History of the Volunteer Committees
The Volunteer Committees for The Philadelphia Orchestra were formed in 1904, four years after the Orchestra's first concerts. The Women's Committee, as it was originally called, was the first permanent organization of its kind in the U.S., and has since come to serve as a model for similar groups around the world.
The first committee had 20 members and set as its goal to raise $10,000 to alleviate an early financial shortfall. It achieved its goal and raised an additional $5,000 in ticket orders for the following season. Since these auspicious beginnings, membership has grown to a current roster of 460 volunteers, drawn from the tri-state area of Pennsylvania, New Jersey, and Delaware. The organizational structure has grown to now include 7 Committees:
- Chestnut Hill
- Chestnut Hill Musical Cocktails
- Main Line
- New Jersey
- Rittenhouse Square
- West Philadelphia
The mission of the Volunteer Committees has also greatly expanded since its initial goals of 1904. Volunteers now support the Orchestra in such areas as audience development, educational programs, fundraising, community relations, and special events. Among the projects presented by the volunteers are the Season Opening Gala, an educational docent program in preparation for the Orchestra's student concert series, the presentation of gold watches to orchestra members with 25 years of service, and the annual Golf Classic. To learn more about upcoming events, please visit our events page.
Through all their endeavors over the past 105 years, thousands of members of the Volunteer Committees have given countless hours of time and talents in service to The Philadelphia Orchestra and the people of the greater Delaware Valley metropolitan region.

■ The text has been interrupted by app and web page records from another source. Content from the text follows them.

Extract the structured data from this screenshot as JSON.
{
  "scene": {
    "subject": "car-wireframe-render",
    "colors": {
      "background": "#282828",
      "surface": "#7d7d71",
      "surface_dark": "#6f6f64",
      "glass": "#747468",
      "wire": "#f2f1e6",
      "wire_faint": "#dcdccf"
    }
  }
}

The Orchestra would not be what it is today without the dedication, time, and talents of the Volunteer Committees.